Other health conditions keep you from taking preventive drugs.
Those drugs could mix badly with other medicines you take.
You prefer treatments that don't involve meds.
If you can't take medication or prefer not to, there’s also a device you and your doctor could consider. It's called Cefaly, and it’s the first FDA-approved machine that prevents migraines in people over 18. Worn around your forehead, this portable headband-like device gives out electrical impulses. These stimulate a nerve connected with migraines. You’ll feel a tingling sensation and should use it once a day for 20 minutes.
If You’re Pregnant
Your headaches may ease up during your second and third trimesters.

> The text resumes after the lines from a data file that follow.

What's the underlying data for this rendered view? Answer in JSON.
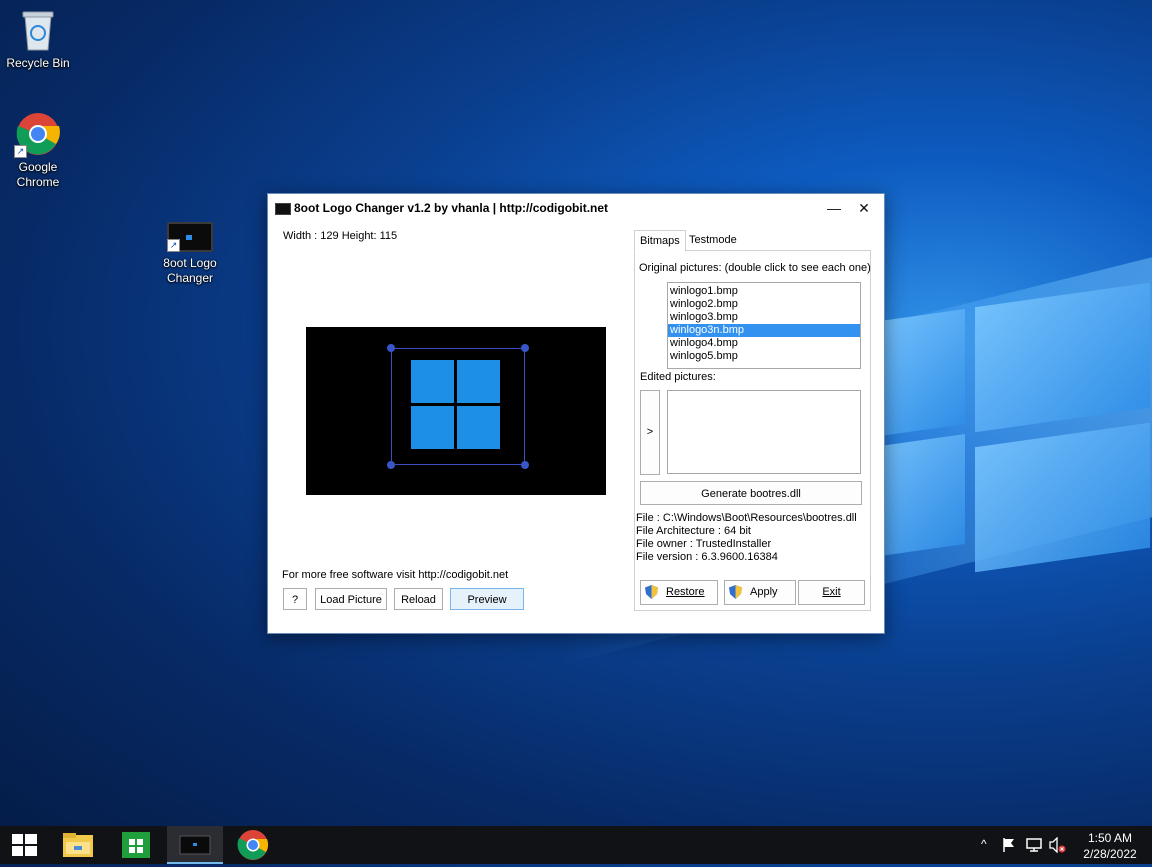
{
  "desktop": {
    "icons": [
      {
        "label": "Recycle Bin"
      },
      {
        "label": "Google Chrome"
      },
      {
        "label": "8oot Logo Changer"
      }
    ]
  },
  "window": {
    "title": "8oot Logo Changer v1.2 by vhanla | http://codigobit.net",
    "minimize_glyph": "—",
    "close_glyph": "✕",
    "dimensions_text": "Width : 129 Height: 115",
    "footer_text": "For more free software visit  http://codigobit.net",
    "buttons": {
      "help": "?",
      "load_picture": "Load Picture",
      "reload": "Reload",
      "preview": "Preview"
    },
    "tabs": [
      "Bitmaps",
      "Testmode"
    ],
    "original_label": "Original pictures: (double click to see each one)",
    "original_files": [
      "winlogo1.bmp",
      "winlogo2.bmp",
      "winlogo3.bmp",
      "winlogo3n.bmp",
      "winlogo4.bmp",
      "winlogo5.bmp"
    ],
    "selected_index": 3,
    "edited_label": "Edited pictures:",
    "move_button": ">",
    "generate_button": "Generate bootres.dll",
    "file_info": {
      "file": "File : C:\\Windows\\Boot\\Resources\\bootres.dll",
      "architecture": "File Architecture : 64 bit",
      "owner": "File owner : TrustedInstaller",
      "version": "File version : 6.3.9600.16384"
    },
    "actions": {
      "restore": "Restore",
      "apply": "Apply",
      "exit": "Exit"
    }
  },
  "taskbar": {
    "time": "1:50 AM",
    "date": "2/28/2022",
    "chevron": "^"
  },
  "colors": {
    "selection": "#3392ef",
    "logo_blue": "#1d8fe6",
    "handle": "#3a55c8",
    "taskbar": "#101216"
  }
}
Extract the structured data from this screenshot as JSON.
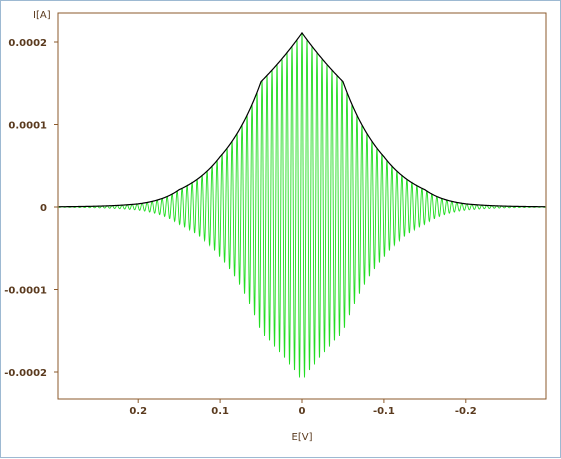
{
  "chart_data": {
    "type": "line",
    "xlabel": "E[V]",
    "ylabel": "I[A]",
    "xlim": [
      0.3,
      -0.3
    ],
    "ylim": [
      -0.00023,
      0.00024
    ],
    "x_ticks": [
      0.2,
      0.1,
      0,
      -0.1,
      -0.2
    ],
    "x_tick_labels": [
      "0.2",
      "0.1",
      "0",
      "-0.1",
      "-0.2"
    ],
    "y_ticks": [
      0.0002,
      0.0001,
      0,
      -0.0001,
      -0.0002
    ],
    "y_tick_labels": [
      "0.0002",
      "0.0001",
      "0",
      "-0.0001",
      "-0.0002"
    ],
    "grid": false,
    "series": [
      {
        "role": "oscillating-current",
        "color": "#22dd22",
        "style": "line",
        "x": [
          0.3,
          0.25,
          0.2,
          0.15,
          0.1,
          0.05,
          0.0,
          -0.05,
          -0.1,
          -0.15,
          -0.2,
          -0.25,
          -0.3
        ],
        "envelope_max": [
          3e-07,
          1e-06,
          3.8e-06,
          2.1e-05,
          6.1e-05,
          0.000152,
          0.000211,
          0.000152,
          6.1e-05,
          2.1e-05,
          3.8e-06,
          1e-06,
          3e-07
        ],
        "envelope_min": [
          -3e-07,
          -1e-06,
          -3.8e-06,
          -2.1e-05,
          -6.1e-05,
          -0.000152,
          -0.000211,
          -0.000152,
          -6.1e-05,
          -2.1e-05,
          -3.8e-06,
          -1e-06,
          -3e-07
        ],
        "oscillation_period_V": 0.0061
      },
      {
        "role": "upper-envelope",
        "color": "#000000",
        "style": "line",
        "x": [
          0.3,
          0.25,
          0.2,
          0.15,
          0.1,
          0.05,
          0.0,
          -0.05,
          -0.1,
          -0.15,
          -0.2,
          -0.25,
          -0.3
        ],
        "y": [
          3e-07,
          1e-06,
          3.8e-06,
          2.1e-05,
          6.1e-05,
          0.000152,
          0.000211,
          0.000152,
          6.1e-05,
          2.1e-05,
          3.8e-06,
          1e-06,
          3e-07
        ]
      }
    ]
  },
  "colors": {
    "axis": "#8b5a2b",
    "tick_label": "#5a3a1e",
    "frame_border": "#9db9d2",
    "plot_background": "#ffffff"
  }
}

If you have severe migraines, your doctor may suggest that you first try a treatment that’s not a drug -- such as biofeedback, relaxation therapy, or stress-management training. He may also recommend a preventive drug that has the lowest risk possible.
Talk to your doctor about the risks and benefits of taking preventive medications for migraines. Together, you can decide the best approach for you.